Records from a data source:

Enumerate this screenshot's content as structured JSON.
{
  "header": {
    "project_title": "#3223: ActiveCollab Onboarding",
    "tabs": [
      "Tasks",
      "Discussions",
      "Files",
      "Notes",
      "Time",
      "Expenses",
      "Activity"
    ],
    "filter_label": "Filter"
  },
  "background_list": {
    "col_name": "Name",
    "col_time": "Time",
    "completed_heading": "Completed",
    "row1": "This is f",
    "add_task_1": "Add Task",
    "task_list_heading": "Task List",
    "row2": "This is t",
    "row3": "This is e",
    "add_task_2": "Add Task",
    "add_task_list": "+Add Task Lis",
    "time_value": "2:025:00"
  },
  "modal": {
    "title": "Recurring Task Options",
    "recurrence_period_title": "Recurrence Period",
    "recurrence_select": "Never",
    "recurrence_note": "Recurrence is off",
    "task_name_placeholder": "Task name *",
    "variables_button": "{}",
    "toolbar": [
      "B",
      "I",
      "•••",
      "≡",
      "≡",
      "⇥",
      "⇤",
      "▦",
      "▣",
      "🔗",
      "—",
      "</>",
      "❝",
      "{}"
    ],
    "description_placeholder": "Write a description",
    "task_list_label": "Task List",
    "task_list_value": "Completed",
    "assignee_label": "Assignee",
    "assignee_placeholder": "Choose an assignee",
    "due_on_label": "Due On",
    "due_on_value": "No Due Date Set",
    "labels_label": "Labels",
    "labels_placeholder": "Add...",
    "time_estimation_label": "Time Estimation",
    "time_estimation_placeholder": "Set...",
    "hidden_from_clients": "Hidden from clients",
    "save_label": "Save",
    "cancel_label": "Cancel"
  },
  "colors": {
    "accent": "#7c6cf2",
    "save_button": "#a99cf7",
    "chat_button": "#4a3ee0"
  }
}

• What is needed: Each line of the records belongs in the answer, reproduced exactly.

• Result for this task:
Enumerate this screenshot's content as structured JSON.
{
  "header": {
    "project_title": "#3223: ActiveCollab Onboarding",
    "tabs": [
      "Tasks",
      "Discussions",
      "Files",
      "Notes",
      "Time",
      "Expenses",
      "Activity"
    ],
    "filter_label": "Filter"
  },
  "background_list": {
    "col_name": "Name",
    "col_time": "Time",
    "completed_heading": "Completed",
    "row1": "This is f",
    "add_task_1": "Add Task",
    "task_list_heading": "Task List",
    "row2": "This is t",
    "row3": "This is e",
    "add_task_2": "Add Task",
    "add_task_list": "+Add Task Lis",
    "time_value": "2:025:00"
  },
  "modal": {
    "title": "Recurring Task Options",
    "recurrence_period_title": "Recurrence Period",
    "recurrence_select": "Never",
    "recurrence_note": "Recurrence is off",
    "task_name_placeholder": "Task name *",
    "variables_button": "{}",
    "toolbar": [
      "B",
      "I",
      "•••",
      "≡",
      "≡",
      "⇥",
      "⇤",
      "▦",
      "▣",
      "🔗",
      "—",
      "</>",
      "❝",
      "{}"
    ],
    "description_placeholder": "Write a description",
    "task_list_label": "Task List",
    "task_list_value": "Completed",
    "assignee_label": "Assignee",
    "assignee_placeholder": "Choose an assignee",
    "due_on_label": "Due On",
    "due_on_value": "No Due Date Set",
    "labels_label": "Labels",
    "labels_placeholder": "Add...",
    "time_estimation_label": "Time Estimation",
    "time_estimation_placeholder": "Set...",
    "hidden_from_clients": "Hidden from clients",
    "save_label": "Save",
    "cancel_label": "Cancel"
  },
  "colors": {
    "accent": "#7c6cf2",
    "save_button": "#a99cf7",
    "chat_button": "#4a3ee0"
  }
}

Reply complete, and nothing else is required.